Aug31 Koch Brothers Pull Portman Ads
Aug31 U.S. Chamber of Commerce Opposes Bayh in Indiana
Aug30 Election Security, Already a Contentious Issue, Is Getting Worse
Aug30 Today's Trump Campaign Management Drama
Aug30 The Trump-GOP Long Game
Aug30 Why Trump Would Hate the Presidency
Aug30 It Is Debate or Bust for Johnson
Aug30 McCain Is Fighting for His Political Life
Aug30 Could the U.S. Adopt a Multiparty System?
Aug30 Abedin, Weiner Split
Aug30 Election Security, Already a Contentious Issue, Is Getting Worse
Aug30 Today's Trump Campaign Management Drama
Aug30 The Trump-GOP Long Game

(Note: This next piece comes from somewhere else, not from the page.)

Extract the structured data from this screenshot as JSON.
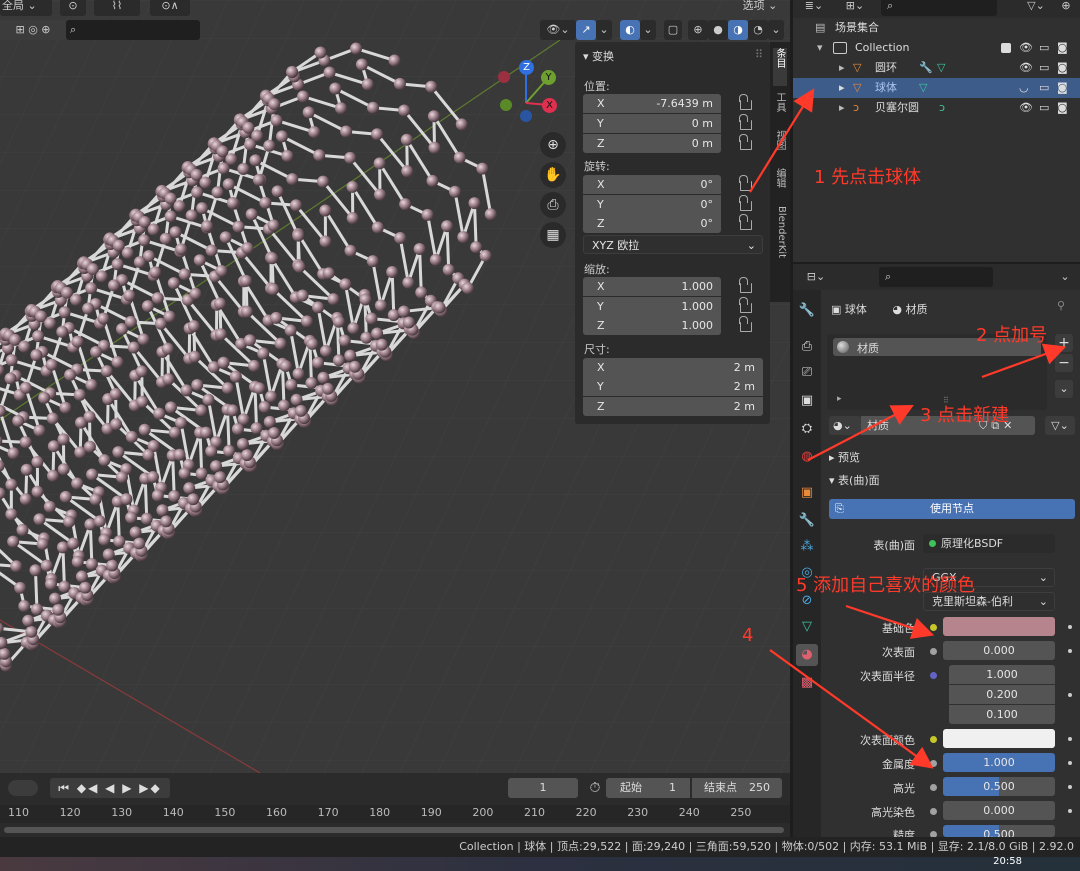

Aug30 Why Trump Would Hate the Presidency
Aug30 It Is Debate or Bust for Johnson
Aug30 McCain Is Fighting for His Political Life
Aug30 Could the U.S. Adopt a Multiparty System?
Aug30 Abedin, Wiener Split
Aug29 Trump's Feud with the Pope is Starting to Pay Dividends--to Clinton
Aug29 College Republicans Have a Real Problem
Aug29 Trump Blasted for Wade Tweet
Aug29 Was He Raised by Wolves?
Aug29 Is There Precedent for a Trump Comeback?
Aug29 Trump Immigration Speech Is Back On
Aug29 Trump Hires Bill Stepien
Aug29 Debbie Wasserman Schultz's Future Is on the Line Tomorrow
Aug29 Helping People Leave the Country Has Become a Cottage Industry
Aug28 Trump Has a Long History of Racial Discrimination
Aug28 Who is the KKK Candidate?
Aug28 The Candidates' Debate Prep Styles Couldn't Be More Different
Aug28 In New Ad, Clinton Attacks Trump for Making His Merchandise Overseas
Aug28 Pence Is Fulfilling His Attack Dog Role Well
Aug28 Republican Strategists Look Beyond Trump
Aug28 How Will Gary Johnson Do on Election Day?
Aug28 Holton's Job Is to Make People Like Hillary Clinton
Aug28 Old Polls Added to the Database
Aug27 Trump Doubles Down on Calling Clinton a Bigot
Aug27 Bannon Registered to Vote in an Empty House
Aug27 Bannon May Have Made Anti-Semitic Remarks
Aug27 Teamsters Back Clinton
Aug27 Trump's Doctor Wrote Health Report in 5 Minutes
Aug27 Clinton Foundation Causing Headaches from All Sides for Hillary
Aug27 Hillary Clinton's First Term Was Peaceful
Aug27 Johnson Is Running Radio Ads in Swing States